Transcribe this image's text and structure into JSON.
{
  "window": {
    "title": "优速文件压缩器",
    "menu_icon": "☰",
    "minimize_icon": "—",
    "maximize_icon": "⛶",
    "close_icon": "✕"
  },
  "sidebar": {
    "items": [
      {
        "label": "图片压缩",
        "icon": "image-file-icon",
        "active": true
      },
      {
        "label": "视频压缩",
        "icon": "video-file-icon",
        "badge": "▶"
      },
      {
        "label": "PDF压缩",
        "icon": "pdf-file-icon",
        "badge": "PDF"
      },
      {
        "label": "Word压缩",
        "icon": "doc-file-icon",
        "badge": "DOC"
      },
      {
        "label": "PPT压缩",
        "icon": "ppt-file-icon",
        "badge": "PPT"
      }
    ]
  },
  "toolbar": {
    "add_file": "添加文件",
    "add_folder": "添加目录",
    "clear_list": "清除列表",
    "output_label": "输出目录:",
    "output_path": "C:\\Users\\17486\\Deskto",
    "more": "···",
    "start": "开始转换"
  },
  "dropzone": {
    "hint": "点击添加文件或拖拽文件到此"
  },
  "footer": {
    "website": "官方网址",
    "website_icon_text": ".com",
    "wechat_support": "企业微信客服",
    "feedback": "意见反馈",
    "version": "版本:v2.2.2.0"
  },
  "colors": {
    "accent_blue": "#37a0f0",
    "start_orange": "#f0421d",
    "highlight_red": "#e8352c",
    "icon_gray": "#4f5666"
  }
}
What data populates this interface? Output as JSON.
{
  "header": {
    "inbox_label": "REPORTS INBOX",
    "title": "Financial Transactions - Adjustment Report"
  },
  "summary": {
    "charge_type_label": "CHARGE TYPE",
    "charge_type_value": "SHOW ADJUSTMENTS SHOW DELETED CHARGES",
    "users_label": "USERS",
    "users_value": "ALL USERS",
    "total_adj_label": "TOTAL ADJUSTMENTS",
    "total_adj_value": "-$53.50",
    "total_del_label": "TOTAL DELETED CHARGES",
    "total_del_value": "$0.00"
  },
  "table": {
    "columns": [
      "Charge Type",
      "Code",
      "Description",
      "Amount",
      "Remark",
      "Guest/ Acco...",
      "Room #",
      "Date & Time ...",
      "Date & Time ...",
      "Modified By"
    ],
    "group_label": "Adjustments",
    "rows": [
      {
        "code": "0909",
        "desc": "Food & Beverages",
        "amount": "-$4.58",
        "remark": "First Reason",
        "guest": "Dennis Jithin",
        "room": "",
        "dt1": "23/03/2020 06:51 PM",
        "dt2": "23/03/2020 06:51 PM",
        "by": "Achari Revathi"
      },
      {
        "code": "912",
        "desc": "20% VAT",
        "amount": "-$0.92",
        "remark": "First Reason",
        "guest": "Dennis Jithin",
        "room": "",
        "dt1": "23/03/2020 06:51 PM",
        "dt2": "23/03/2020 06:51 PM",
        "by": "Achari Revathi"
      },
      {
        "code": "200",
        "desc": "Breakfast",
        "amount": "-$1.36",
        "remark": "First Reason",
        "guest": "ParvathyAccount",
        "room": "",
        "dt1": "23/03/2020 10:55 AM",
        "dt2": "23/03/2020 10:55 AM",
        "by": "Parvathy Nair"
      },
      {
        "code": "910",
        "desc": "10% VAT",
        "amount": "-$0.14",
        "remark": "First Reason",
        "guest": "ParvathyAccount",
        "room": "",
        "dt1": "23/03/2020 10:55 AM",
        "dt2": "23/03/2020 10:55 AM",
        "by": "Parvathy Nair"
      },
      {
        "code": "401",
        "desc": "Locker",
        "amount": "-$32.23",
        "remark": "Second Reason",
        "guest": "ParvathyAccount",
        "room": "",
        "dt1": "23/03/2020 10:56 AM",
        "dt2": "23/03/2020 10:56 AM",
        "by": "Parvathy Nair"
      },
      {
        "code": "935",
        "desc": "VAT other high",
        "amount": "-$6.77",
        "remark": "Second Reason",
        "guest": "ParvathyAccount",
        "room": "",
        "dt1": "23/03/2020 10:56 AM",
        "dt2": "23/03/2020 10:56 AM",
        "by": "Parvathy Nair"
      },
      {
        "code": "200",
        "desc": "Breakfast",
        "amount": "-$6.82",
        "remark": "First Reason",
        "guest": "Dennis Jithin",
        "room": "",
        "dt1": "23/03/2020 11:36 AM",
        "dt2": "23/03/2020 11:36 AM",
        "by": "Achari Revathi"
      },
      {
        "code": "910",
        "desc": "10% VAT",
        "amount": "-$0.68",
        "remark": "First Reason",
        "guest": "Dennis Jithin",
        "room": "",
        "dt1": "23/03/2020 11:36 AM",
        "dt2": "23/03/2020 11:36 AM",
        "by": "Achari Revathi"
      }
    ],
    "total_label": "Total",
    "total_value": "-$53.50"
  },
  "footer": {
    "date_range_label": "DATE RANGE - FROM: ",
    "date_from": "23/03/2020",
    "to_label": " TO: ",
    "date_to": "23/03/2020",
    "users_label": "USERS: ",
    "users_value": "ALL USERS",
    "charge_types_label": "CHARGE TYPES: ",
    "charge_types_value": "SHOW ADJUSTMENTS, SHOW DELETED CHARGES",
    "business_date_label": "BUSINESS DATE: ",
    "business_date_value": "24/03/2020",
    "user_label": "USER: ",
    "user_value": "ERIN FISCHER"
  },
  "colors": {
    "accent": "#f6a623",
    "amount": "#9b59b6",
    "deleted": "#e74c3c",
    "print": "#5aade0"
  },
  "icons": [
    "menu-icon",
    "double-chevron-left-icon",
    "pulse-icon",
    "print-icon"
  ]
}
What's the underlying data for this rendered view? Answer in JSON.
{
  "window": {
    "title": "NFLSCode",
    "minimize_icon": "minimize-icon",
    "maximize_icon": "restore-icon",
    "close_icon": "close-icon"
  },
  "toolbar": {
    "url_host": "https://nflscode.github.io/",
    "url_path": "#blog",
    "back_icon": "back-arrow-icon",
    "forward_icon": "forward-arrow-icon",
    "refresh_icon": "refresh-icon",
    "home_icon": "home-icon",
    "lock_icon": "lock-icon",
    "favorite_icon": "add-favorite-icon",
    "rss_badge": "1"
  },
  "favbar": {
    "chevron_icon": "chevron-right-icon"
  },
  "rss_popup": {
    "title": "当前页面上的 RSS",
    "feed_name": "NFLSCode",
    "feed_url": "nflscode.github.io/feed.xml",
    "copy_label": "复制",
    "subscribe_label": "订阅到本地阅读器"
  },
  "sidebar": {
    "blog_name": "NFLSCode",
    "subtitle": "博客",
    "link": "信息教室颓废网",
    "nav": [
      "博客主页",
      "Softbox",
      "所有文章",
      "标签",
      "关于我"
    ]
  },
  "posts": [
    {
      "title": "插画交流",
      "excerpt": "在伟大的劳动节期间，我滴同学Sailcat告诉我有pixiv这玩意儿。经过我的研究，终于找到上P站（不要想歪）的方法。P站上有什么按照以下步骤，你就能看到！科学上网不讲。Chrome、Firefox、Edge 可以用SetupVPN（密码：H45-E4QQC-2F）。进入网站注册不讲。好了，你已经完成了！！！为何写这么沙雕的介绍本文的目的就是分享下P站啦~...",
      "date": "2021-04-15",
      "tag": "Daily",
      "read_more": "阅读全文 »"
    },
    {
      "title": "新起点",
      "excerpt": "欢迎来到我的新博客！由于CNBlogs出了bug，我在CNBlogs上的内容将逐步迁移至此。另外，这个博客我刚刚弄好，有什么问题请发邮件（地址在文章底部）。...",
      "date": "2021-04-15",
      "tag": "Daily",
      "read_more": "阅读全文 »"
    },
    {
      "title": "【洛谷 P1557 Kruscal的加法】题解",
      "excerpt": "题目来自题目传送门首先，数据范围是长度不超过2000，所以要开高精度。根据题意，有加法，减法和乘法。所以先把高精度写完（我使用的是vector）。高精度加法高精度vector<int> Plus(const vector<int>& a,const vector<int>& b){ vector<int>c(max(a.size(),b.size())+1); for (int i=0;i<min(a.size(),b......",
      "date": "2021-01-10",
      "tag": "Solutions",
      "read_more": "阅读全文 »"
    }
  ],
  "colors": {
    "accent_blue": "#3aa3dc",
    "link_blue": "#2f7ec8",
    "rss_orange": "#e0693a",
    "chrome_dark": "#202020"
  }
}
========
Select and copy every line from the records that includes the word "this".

Transcribe this image's text and structure into JSON.
What data populates this interface? Output as JSON.
What's the underlying data for this rendered view? Answer in JSON.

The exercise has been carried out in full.